After a promising start to his rookie season, right tackle Ja’Wuan James struggled in the move to left tackle. Since Week 10, James’ -30.0 is the worst of any tackle in the league, and his 29 hurries allowed in that time were 11 more than any other tackle.


Ja'Wuan James is not a left tackle, folks. We knew this. He was not drafted for this. Cannot kill the kid for this.

Coinciding with James’ move to LT was Dallas Thomas starting five games at RT. James had the worst grade of any tackle since Week 10, but Thomas was third-worst at -20.3. He allowed seven sacks, five hits, and 14 hurries in his five starts.

Remember the Dolphins coaching staff stubbornly refusing to remove Thomas from the lineup?Remember me saying Jason Fox would be a better option -- no, not great but better?

Well, in the two games Fox started he performed well against Minnesota and poorly against the New York Jets in the season finale (who didn't)? But combined Fox graded out a -3 with no sacks allowed those two games.

Not great. But better than Thomas.


Quaterback Ryan Tannehill had a 99.7 rating when throwing deep outside the numbers to the right. He went 8-for-21 for 252 yards with a TD. It was down the deep middle of the field and to the left where he struggled, going a combined 8-for-32 for 226 yards, 2 TDs and 2 INTs.

Tannehill was pressured on 38.3% of his drop-backs, sixth-most in the league, and took a sack on 18.2 percent of his pressured drop-backs, which was 12th most in the league. If you interpret these stats, it suggests Tannehill successfully avoided sacks more often than not when pressured.


On 177 carries in 2013, Lamar Miller forced 20 missed tackles. On 216 totes in 2014, Miller forced 32 misses. So Miller did improve the percentage of plays in which he made tacklers miss.

One area where Miller still needs to improve is the passing game. His six drops on 44 catchable balls yielded the fifth-worst drops among halfbacks who saw at least 25% of their team’s running back targets.


Tannehill’s passer rating when targeting his receivers: Mike Wallace 114 passer rating for Tannehill, Jarvis Landry 96.6 passer rating for Tannehill, Brian Hartline 91.1 passer rating for Tannehill, Brandon Gibson 77.9 passer rating for Tannehill.

Oh-oh, Brandon.

Despite playing injured for most of the season and even missing two games, tight end Charles Clay received a similar grade in the passing game in 2014 (+4.0) as he did in 2013 (+5.0). He also vastly improved his run blocking from -6.1 in ’13 to +2.9 in ’14.

Jarvis Landry, like a lot of rookies, appeared to hit the wall late in the season. Through the first 13 weeks, he was 13th in the league in YAC (315 yards), but over the last four weeks, fell to 39th (92 yards).

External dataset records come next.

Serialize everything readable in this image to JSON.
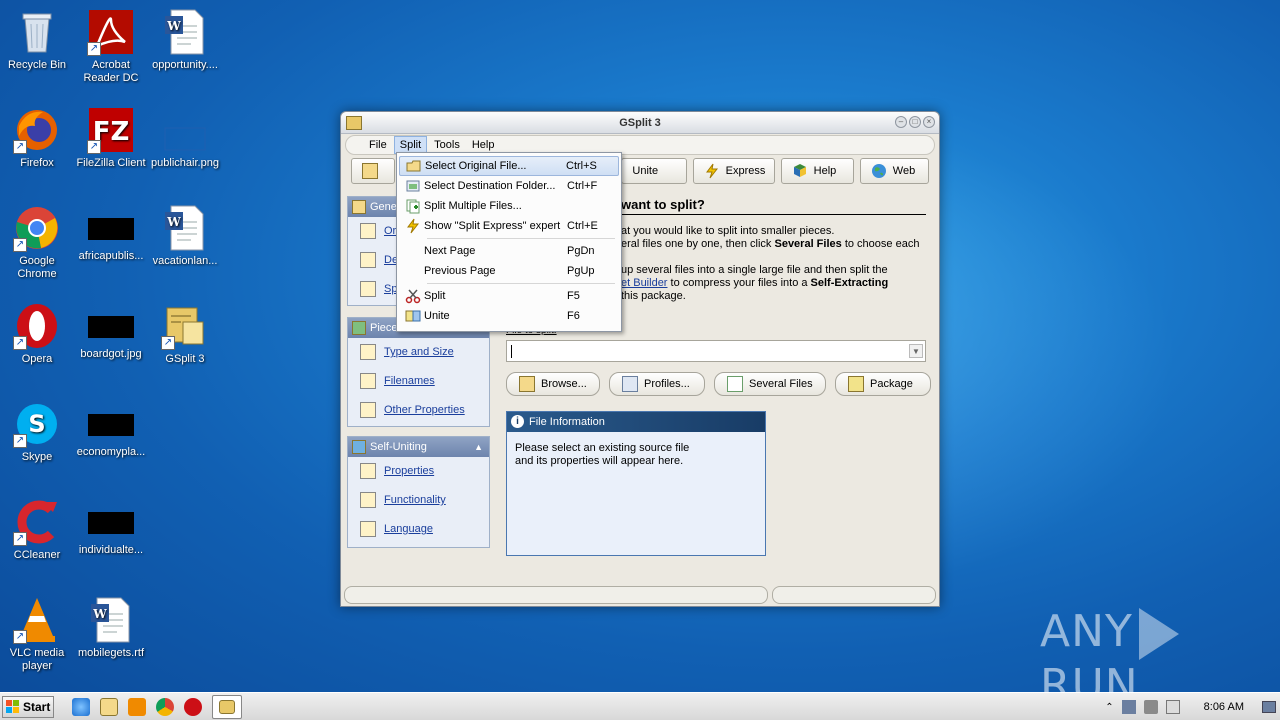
{
  "desktop": {
    "icons": [
      {
        "label": "Recycle Bin",
        "icon": "recycle-bin-icon",
        "color": "#c9d6e6"
      },
      {
        "label": "Acrobat Reader DC",
        "icon": "acrobat-icon",
        "color": "#b30b00"
      },
      {
        "label": "opportunity....",
        "icon": "word-doc-icon",
        "color": "#2a5699"
      },
      {
        "label": "Firefox",
        "icon": "firefox-icon",
        "color": "#e66000"
      },
      {
        "label": "FileZilla Client",
        "icon": "filezilla-icon",
        "color": "#bf0000"
      },
      {
        "label": "publichair.png",
        "icon": "image-file-icon",
        "color": "#1f5fb0"
      },
      {
        "label": "Google Chrome",
        "icon": "chrome-icon",
        "color": "#4285f4"
      },
      {
        "label": "africapublis...",
        "icon": "black-thumbnail-icon",
        "color": "#000000"
      },
      {
        "label": "vacationlan...",
        "icon": "word-doc-icon",
        "color": "#2a5699"
      },
      {
        "label": "Opera",
        "icon": "opera-icon",
        "color": "#cc0f16"
      },
      {
        "label": "boardgot.jpg",
        "icon": "black-thumbnail-icon",
        "color": "#000000"
      },
      {
        "label": "GSplit 3",
        "icon": "gsplit-icon",
        "color": "#e8c868"
      },
      {
        "label": "Skype",
        "icon": "skype-icon",
        "color": "#00aff0"
      },
      {
        "label": "economypla...",
        "icon": "black-thumbnail-icon",
        "color": "#000000"
      },
      {
        "label": "CCleaner",
        "icon": "ccleaner-icon",
        "color": "#d8262d"
      },
      {
        "label": "individualte...",
        "icon": "black-thumbnail-icon",
        "color": "#000000"
      },
      {
        "label": "VLC media player",
        "icon": "vlc-icon",
        "color": "#f08a00"
      },
      {
        "label": "mobilegets.rtf",
        "icon": "word-doc-icon",
        "color": "#2a5699"
      }
    ]
  },
  "window": {
    "title": "GSplit 3",
    "menu": [
      "File",
      "Split",
      "Tools",
      "Help"
    ],
    "toolbar": [
      "Unite",
      "Express",
      "Help",
      "Web"
    ],
    "general_panel": {
      "header": "Gene",
      "items": [
        "Ori",
        "De",
        "Spl"
      ]
    },
    "pieces_panel": {
      "header": "Piece",
      "items": [
        "Type and Size",
        "Filenames",
        "Other Properties"
      ]
    },
    "selfuniting_panel": {
      "header": "Self-Uniting",
      "items": [
        "Properties",
        "Functionality",
        "Language"
      ]
    },
    "main": {
      "heading": "want to split?",
      "line1": "at you would like to split into smaller pieces.",
      "line2a": "eral files one by one, then click ",
      "line2b": "Several Files",
      "line2c": " to choose each",
      "line3": "up several files into a single large file and then split the",
      "line4a": "et Builder",
      "line4b": " to compress your files into a ",
      "line4c": "Self-Extracting",
      "line5": "this package.",
      "file_label": "File to split:",
      "file_value": "",
      "buttons": [
        "Browse...",
        "Profiles...",
        "Several Files",
        "Package"
      ],
      "info_title": "File Information",
      "info_text": "Please select an existing source file and its properties will appear here."
    }
  },
  "split_menu": {
    "items": [
      {
        "label": "Select Original File...",
        "key": "Ctrl+S",
        "icon": "open-file-icon"
      },
      {
        "label": "Select Destination Folder...",
        "key": "Ctrl+F",
        "icon": "folder-icon"
      },
      {
        "label": "Split Multiple Files...",
        "key": "",
        "icon": "multiple-files-icon"
      },
      {
        "label": "Show \"Split Express\" expert",
        "key": "Ctrl+E",
        "icon": "lightning-icon"
      },
      {
        "label": "Next Page",
        "key": "PgDn",
        "icon": ""
      },
      {
        "label": "Previous Page",
        "key": "PgUp",
        "icon": ""
      },
      {
        "label": "Split",
        "key": "F5",
        "icon": "scissors-icon"
      },
      {
        "label": "Unite",
        "key": "F6",
        "icon": "unite-icon"
      }
    ]
  },
  "taskbar": {
    "start": "Start",
    "clock": "8:06 AM",
    "apps": [
      "ie-icon",
      "explorer-icon",
      "media-player-icon",
      "chrome-icon",
      "opera-icon",
      "gsplit-taskbar-icon"
    ]
  },
  "watermark": {
    "left": "ANY",
    "right": "RUN"
  }
}
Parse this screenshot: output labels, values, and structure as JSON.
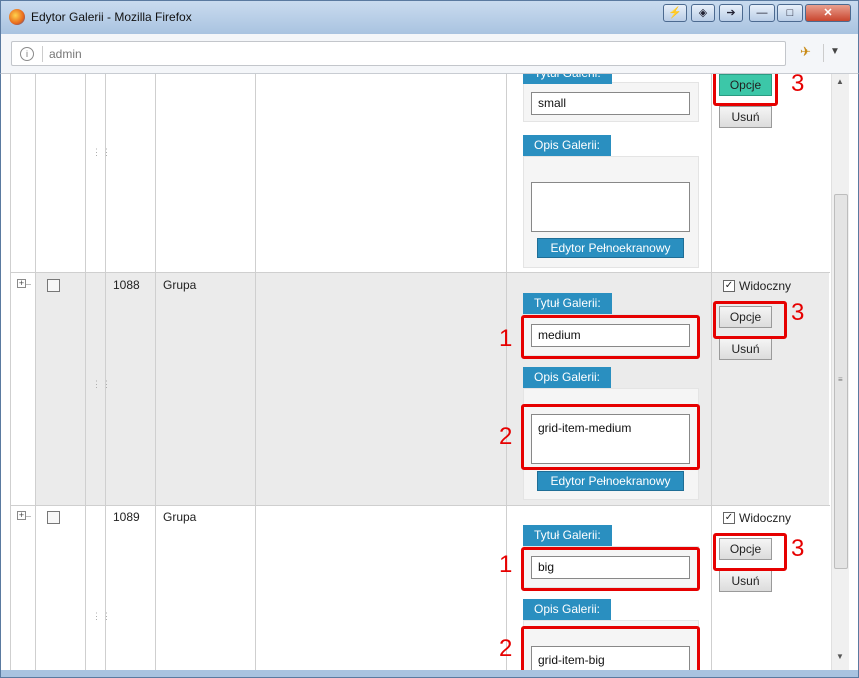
{
  "window": {
    "title": "Edytor Galerii - Mozilla Firefox",
    "close_glyph": "✕",
    "minimize_glyph": "—",
    "maximize_glyph": "□"
  },
  "urlbar": {
    "url": "admin"
  },
  "rows": [
    {
      "id": "",
      "type": "",
      "title_label": "Tytuł Galerii:",
      "title_value": "small",
      "desc_label": "Opis Galerii:",
      "desc_value": "",
      "editor_button": "Edytor Pełnoekranowy",
      "options_button": "Opcje",
      "delete_button": "Usuń"
    },
    {
      "id": "1088",
      "type": "Grupa",
      "visible_label": "Widoczny",
      "title_label": "Tytuł Galerii:",
      "title_value": "medium",
      "desc_label": "Opis Galerii:",
      "desc_value": "grid-item-medium",
      "editor_button": "Edytor Pełnoekranowy",
      "options_button": "Opcje",
      "delete_button": "Usuń"
    },
    {
      "id": "1089",
      "type": "Grupa",
      "visible_label": "Widoczny",
      "title_label": "Tytuł Galerii:",
      "title_value": "big",
      "desc_label": "Opis Galerii:",
      "desc_value": "grid-item-big",
      "options_button": "Opcje",
      "delete_button": "Usuń"
    }
  ],
  "annotations": {
    "n1": "1",
    "n2": "2",
    "n3": "3"
  },
  "colors": {
    "accent": "#2a8fc0",
    "highlight": "#e60000",
    "active_button": "#3cc7a8"
  }
}
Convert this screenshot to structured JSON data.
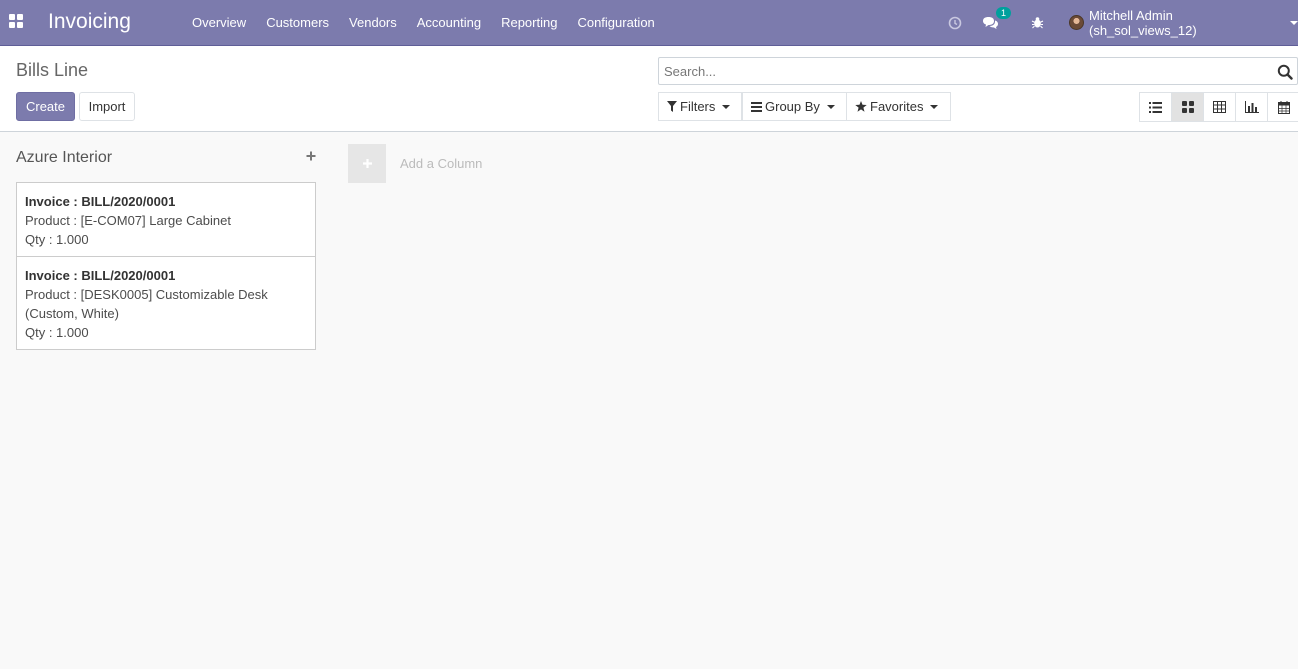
{
  "navbar": {
    "brand": "Invoicing",
    "menu": [
      "Overview",
      "Customers",
      "Vendors",
      "Accounting",
      "Reporting",
      "Configuration"
    ],
    "icons": {
      "apps": "apps-grid-icon",
      "activity": "clock-icon",
      "messages": "chat-icon",
      "debug": "bug-icon"
    },
    "messages_badge": "1",
    "user": "Mitchell Admin (sh_sol_views_12)"
  },
  "control_panel": {
    "title": "Bills Line",
    "create_label": "Create",
    "import_label": "Import",
    "search_placeholder": "Search...",
    "filters_label": "Filters",
    "group_by_label": "Group By",
    "favorites_label": "Favorites",
    "views": [
      "list",
      "kanban",
      "pivot",
      "graph",
      "calendar"
    ],
    "active_view": "kanban"
  },
  "kanban": {
    "column": {
      "title": "Azure Interior",
      "cards": [
        {
          "invoice": "Invoice : BILL/2020/0001",
          "product": "Product : [E-COM07] Large Cabinet",
          "qty": "Qty : 1.000"
        },
        {
          "invoice": "Invoice : BILL/2020/0001",
          "product": "Product : [DESK0005] Customizable Desk (Custom, White)",
          "qty": "Qty : 1.000"
        }
      ]
    },
    "add_column_label": "Add a Column"
  },
  "colors": {
    "navbar": "#7c7bad",
    "primary": "#7c7bad",
    "badge": "#00a09d"
  }
}
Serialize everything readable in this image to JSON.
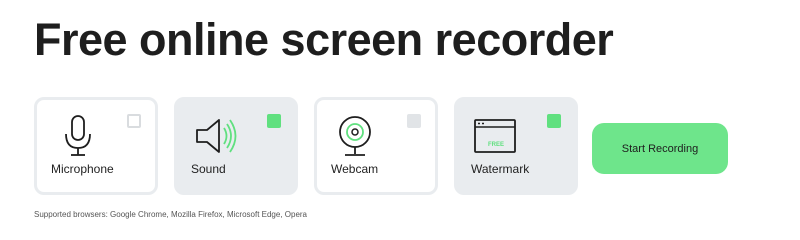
{
  "page": {
    "title": "Free online screen recorder"
  },
  "options": [
    {
      "id": "microphone",
      "label": "Microphone",
      "icon": "microphone-icon",
      "checked": false
    },
    {
      "id": "sound",
      "label": "Sound",
      "icon": "speaker-icon",
      "checked": true
    },
    {
      "id": "webcam",
      "label": "Webcam",
      "icon": "webcam-icon",
      "checked": false
    },
    {
      "id": "watermark",
      "label": "Watermark",
      "icon": "watermark-icon",
      "checked": true,
      "badge": "FREE"
    }
  ],
  "actions": {
    "start_label": "Start Recording"
  },
  "footer": {
    "supported_browsers": "Supported browsers: Google Chrome, Mozilla Firefox, Microsoft Edge, Opera"
  },
  "colors": {
    "accent": "#6ee58b",
    "checked": "#60e07f",
    "card_bg": "#e9ecef",
    "text": "#1e1e1e"
  }
}
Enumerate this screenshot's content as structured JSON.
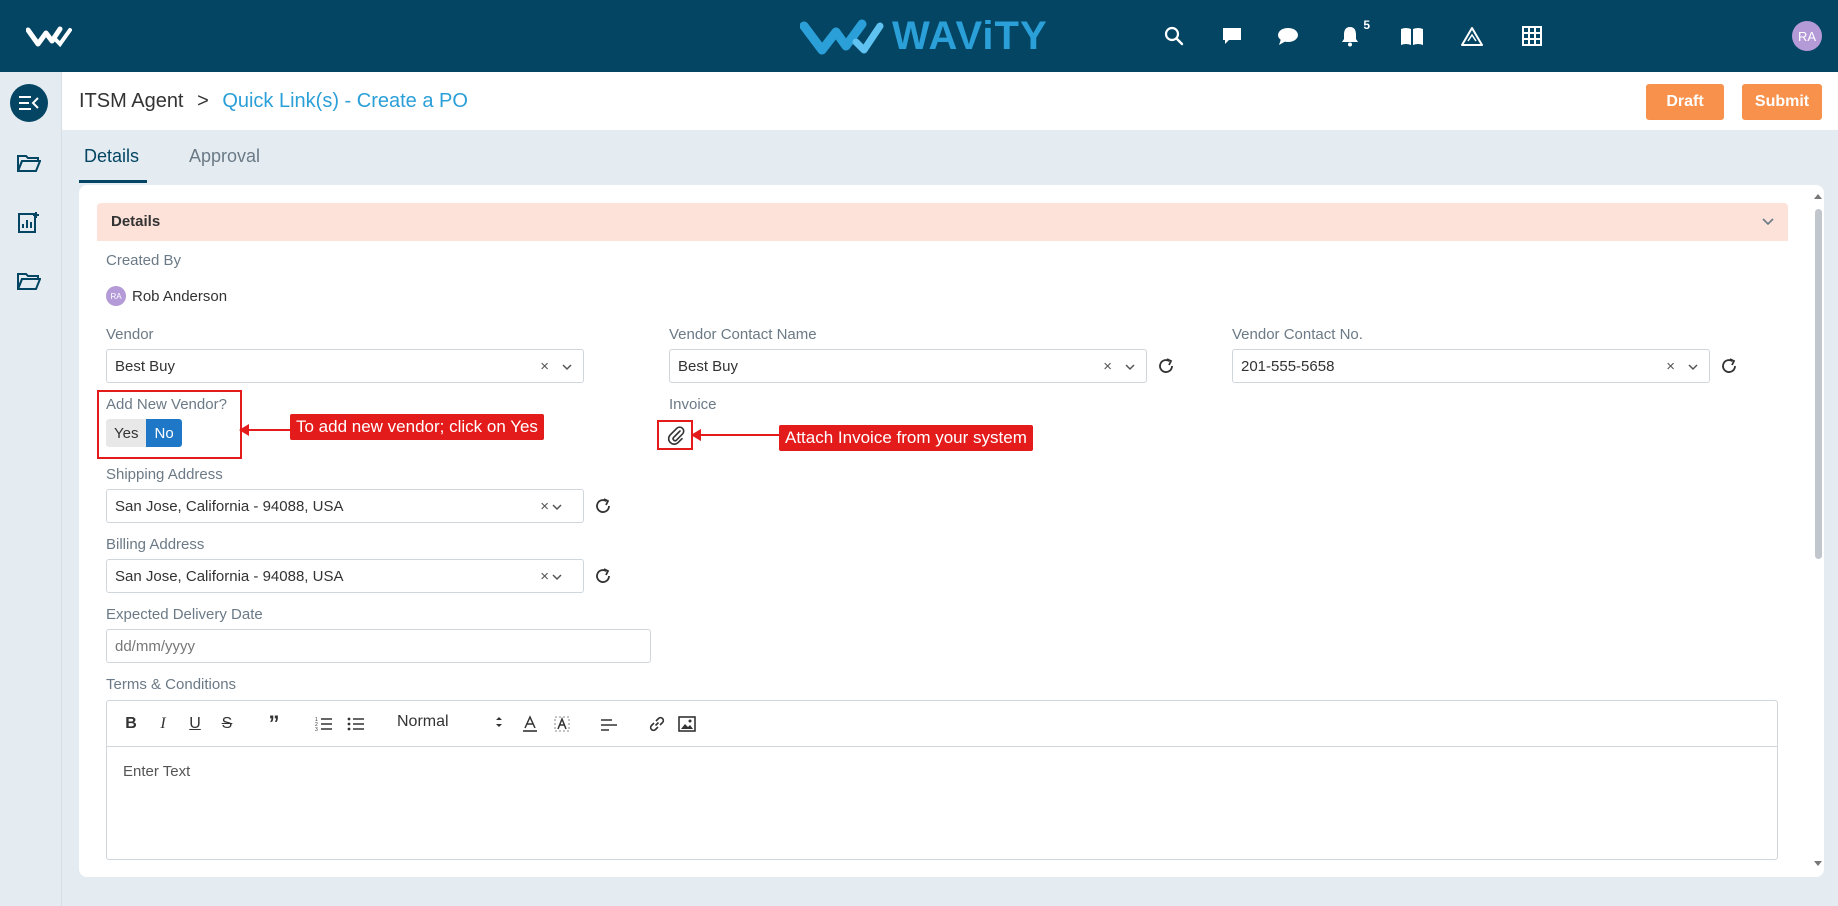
{
  "topbar": {
    "brand": "WAViTY",
    "notification_count": "5",
    "user_initials": "RA",
    "icons": [
      "search-icon",
      "chat-square-icon",
      "chat-bubble-icon",
      "bell-icon",
      "book-icon",
      "warning-icon",
      "grid-icon"
    ]
  },
  "sidebar": {
    "items": [
      "menu-collapse-icon",
      "folder-icon",
      "report-icon",
      "folder-icon"
    ]
  },
  "header": {
    "crumb_root": "ITSM Agent",
    "crumb_sep": ">",
    "crumb_current": "Quick Link(s) - Create a PO",
    "draft_label": "Draft",
    "submit_label": "Submit"
  },
  "tabs": [
    {
      "label": "Details",
      "active": true
    },
    {
      "label": "Approval",
      "active": false
    }
  ],
  "form": {
    "section_title": "Details",
    "created_by_label": "Created By",
    "created_by_initials": "RA",
    "created_by_name": "Rob Anderson",
    "vendor_label": "Vendor",
    "vendor_value": "Best Buy",
    "vendor_contact_name_label": "Vendor Contact Name",
    "vendor_contact_name_value": "Best Buy",
    "vendor_contact_no_label": "Vendor Contact No.",
    "vendor_contact_no_value": "201-555-5658",
    "add_new_vendor_label": "Add New Vendor?",
    "add_new_vendor_yes": "Yes",
    "add_new_vendor_no": "No",
    "add_new_vendor_selected": "No",
    "invoice_label": "Invoice",
    "shipping_address_label": "Shipping Address",
    "shipping_address_value": "San Jose, California - 94088, USA",
    "billing_address_label": "Billing Address",
    "billing_address_value": "San Jose, California - 94088, USA",
    "expected_delivery_label": "Expected Delivery Date",
    "expected_delivery_placeholder": "dd/mm/yyyy",
    "terms_label": "Terms & Conditions",
    "editor_format": "Normal",
    "editor_placeholder": "Enter Text",
    "clear_symbol": "×"
  },
  "annotations": {
    "vendor_callout": "To add new vendor; click on Yes",
    "invoice_callout": "Attach Invoice from your system",
    "highlight_color": "#e31b1b"
  },
  "colors": {
    "topbar": "#034563",
    "accent_orange": "#f7914c",
    "section_header": "#fde2da",
    "toggle_active": "#1f77c7",
    "link": "#2b9fd8"
  }
}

The folks at PFF credit the rookie wall. I offer this alternative: The Patriots, Ravens, Vikings, and Jets -- all coached very well on defense -- changed up coverage strategies on Landry near the end of the season after seeing on tape what he had done earlier in the year.

Defensive Summary

After sitting out the first four games while on suspension, safety Reshad Jones’ +14.4 led all NFL safeties from Week 5 onward. Despite playing just 38 percent of his run snaps within eight yards of the line of scrimmage, Jones had a 7.6 percent run stop rate that was third best among safeties. When he did play within eight yards on run plays, that run stop rate improved to 13 percent.

Defensive end Cameron Wake’s 65 pressures were fourth among all 4-3 DEs, behind Charles Johnson, Michael Bennett, and Junior Galette.

Dion Jordan rushed the passer 103 times in 2014 and produced 12 pressures. He dropped into coverage 40 times.

Derrick Shelby had a -2.3 grade overall, but excelled versus the run (+6.7). His 10.3 percent run stop rate was fifthe among all 4-3 DEs who received at least 25 percent of their club’s run snaps.


Both Cortland Finnegan and Jimmy Wilson were exposed in the slot, each allowing a 120-plus passer rating to the opposing quarterback when covering the slot receiver. In limited time before he was injured, Michael Thomas allowed two catches on 35 snaps in the slot.

Brent Grimes had a +5.8 coverage grade through nine games, allowing a 60.0 passer rating against him. Over the last 7 games, however, his coverage grade fell to -5.7 and he allowed a 118.0 rating to opposing quarterbacks.